11. The process of preparing a colored photoresist according to claim 10 wherein said layer consists essentially ofmetahydroxy mandelic acid, gelatin, acrylamide, N,N- methylenebisacrylamide and ferric ammonium citrate, said peroxy compound is hydrogen peroxide and said primary aromatic amino developer is n-ethyl-N- para-phenylenediamine 12. The process of preparing a colored photoresist which comprises image-wise exposing to light, a photopolymerizable layer on a support, said layer consisting essentially of a watersoluble colloidal carrier, at least one ethylenically unsaturated monomer, a light-sensitive ferric salt and an alpha-hydroxycarboxy-substituted dyestuff, treating said layer with a peroxy compound and developing by washing with water.

13. The process of preparing a colored photoresist according to claim 12 wherein said layer consists essentially of gelatin, acrylamide, N,N'-methylenebisacrylamide, ferric ammonium citrate and hydroxy-carboxy-substituted malachite green, treating said layer with hydrogen peroxide; and developing by washing with water.

Patent Citations
Cited PatentFiling datePublication dateApplicantTitle
US3101270 *Apr 27, 1959Aug 20, 1963Gen Aniline & Film CorpPhotopolymerization of unsaturated organic compounds by means of radiation sensitive iron compounds as photoinitiators
US3183094 *Aug 10, 1960May 11, 1965Gen Aniline & Film CorpMethod of speed increasing photopolymerizable compositions
US3352675 *Apr 2, 1964Nov 14, 1967Gen Aniline & Film CorpPhotopolymerization of vinyl monomers by means of ferric salts of organic acids
Referenced by
Citing PatentFiling datePublication dateApplicantTitle
US3833374 *Oct 5, 1972Sep 3, 1974Horizons Research IncColoring of anodized aluminum

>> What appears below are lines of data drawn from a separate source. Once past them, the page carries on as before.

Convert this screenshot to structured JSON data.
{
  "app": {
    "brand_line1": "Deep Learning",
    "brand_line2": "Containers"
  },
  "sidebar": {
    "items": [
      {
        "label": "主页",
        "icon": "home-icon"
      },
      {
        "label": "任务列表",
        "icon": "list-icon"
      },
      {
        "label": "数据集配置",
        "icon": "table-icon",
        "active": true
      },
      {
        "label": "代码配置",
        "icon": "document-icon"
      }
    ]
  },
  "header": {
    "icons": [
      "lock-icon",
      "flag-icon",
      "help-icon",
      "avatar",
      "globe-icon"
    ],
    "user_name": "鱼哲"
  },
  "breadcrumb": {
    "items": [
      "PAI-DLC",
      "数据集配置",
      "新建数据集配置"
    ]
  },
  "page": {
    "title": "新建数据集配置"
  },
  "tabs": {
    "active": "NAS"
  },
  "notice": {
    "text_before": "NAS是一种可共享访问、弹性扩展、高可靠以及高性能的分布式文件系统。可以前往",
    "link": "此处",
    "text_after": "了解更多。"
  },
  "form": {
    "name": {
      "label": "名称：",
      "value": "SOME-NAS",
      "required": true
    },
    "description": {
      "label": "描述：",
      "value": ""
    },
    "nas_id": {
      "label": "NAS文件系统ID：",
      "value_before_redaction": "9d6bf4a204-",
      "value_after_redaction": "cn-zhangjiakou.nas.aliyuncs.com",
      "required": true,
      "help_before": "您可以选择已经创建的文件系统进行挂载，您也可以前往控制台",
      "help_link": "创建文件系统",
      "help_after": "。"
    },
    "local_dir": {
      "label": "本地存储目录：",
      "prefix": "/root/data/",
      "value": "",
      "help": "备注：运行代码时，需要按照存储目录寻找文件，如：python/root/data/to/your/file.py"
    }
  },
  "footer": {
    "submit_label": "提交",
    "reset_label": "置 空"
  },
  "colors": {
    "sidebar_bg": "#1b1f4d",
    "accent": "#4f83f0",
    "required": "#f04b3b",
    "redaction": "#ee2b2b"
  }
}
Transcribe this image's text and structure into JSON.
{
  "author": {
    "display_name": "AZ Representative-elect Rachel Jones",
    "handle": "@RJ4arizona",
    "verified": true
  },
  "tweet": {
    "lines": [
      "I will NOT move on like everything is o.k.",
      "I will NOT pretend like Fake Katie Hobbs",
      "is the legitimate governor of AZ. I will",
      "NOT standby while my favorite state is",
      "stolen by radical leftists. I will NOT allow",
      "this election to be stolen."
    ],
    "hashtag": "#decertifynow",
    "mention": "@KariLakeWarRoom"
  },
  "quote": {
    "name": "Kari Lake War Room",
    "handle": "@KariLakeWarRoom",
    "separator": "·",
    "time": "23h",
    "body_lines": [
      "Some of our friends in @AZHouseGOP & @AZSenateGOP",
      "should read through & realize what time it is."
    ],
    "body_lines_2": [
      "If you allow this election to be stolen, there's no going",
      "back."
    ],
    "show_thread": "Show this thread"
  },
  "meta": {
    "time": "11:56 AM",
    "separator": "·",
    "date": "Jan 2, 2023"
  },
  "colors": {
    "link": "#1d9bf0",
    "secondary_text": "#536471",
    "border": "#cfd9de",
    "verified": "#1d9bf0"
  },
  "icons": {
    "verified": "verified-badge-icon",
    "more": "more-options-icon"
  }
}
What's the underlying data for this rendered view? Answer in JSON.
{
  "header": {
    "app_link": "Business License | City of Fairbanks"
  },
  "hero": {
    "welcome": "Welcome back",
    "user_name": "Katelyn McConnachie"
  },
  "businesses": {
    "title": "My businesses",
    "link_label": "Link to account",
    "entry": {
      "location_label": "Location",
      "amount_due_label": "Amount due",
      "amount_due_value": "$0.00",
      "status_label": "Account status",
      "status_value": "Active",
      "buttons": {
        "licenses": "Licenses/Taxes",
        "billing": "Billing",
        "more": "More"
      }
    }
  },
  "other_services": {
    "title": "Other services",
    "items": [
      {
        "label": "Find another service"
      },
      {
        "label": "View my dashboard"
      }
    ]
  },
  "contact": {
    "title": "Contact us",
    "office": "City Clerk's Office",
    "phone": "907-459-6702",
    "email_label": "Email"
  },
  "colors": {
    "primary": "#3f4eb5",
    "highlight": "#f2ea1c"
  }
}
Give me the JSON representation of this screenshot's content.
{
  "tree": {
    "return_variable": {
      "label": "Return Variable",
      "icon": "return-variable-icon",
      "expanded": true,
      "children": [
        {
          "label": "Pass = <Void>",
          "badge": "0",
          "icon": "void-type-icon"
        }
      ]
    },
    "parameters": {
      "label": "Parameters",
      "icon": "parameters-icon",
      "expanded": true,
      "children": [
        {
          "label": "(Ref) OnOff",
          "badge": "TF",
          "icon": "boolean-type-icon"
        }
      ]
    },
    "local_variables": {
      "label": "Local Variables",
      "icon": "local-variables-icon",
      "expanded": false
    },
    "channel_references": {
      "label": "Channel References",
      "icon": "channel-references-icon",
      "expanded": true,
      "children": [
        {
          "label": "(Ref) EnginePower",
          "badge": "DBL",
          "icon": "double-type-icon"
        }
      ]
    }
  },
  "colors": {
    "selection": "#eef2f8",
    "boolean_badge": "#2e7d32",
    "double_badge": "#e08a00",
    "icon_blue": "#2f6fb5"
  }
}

US4072524 *Dec 3, 1975Feb 7, 1978Siemens AktiengesellschaftTriallyl cyanurate prepolymer, n-maleimide monomer
US6303384 *Mar 3, 2000Oct 16, 2001Quest Diagnostics Investments, Inc.Reagent and method for detecting an adulterant in an aqueous sample
US6861262 *Jun 6, 2001Mar 1, 2005Quest Diagnostics Investments IncorporatedComposition and method for detecting an adulterant in an aqueous sample
Classifications
U.S. Classification430/288.1, 430/292, 118/251, 430/322
International ClassificationG03F7/32, G03F7/029, C08F2/46
Cooperative ClassificationG03F7/32, G03F7/029, C08F2/46
European ClassificationC08F2/46, G03F7/32, G03F7/029
Legal Events
DateCodeEventDescription
Mar 29, 1983DCDisclaimer filed
Effective date: 19820930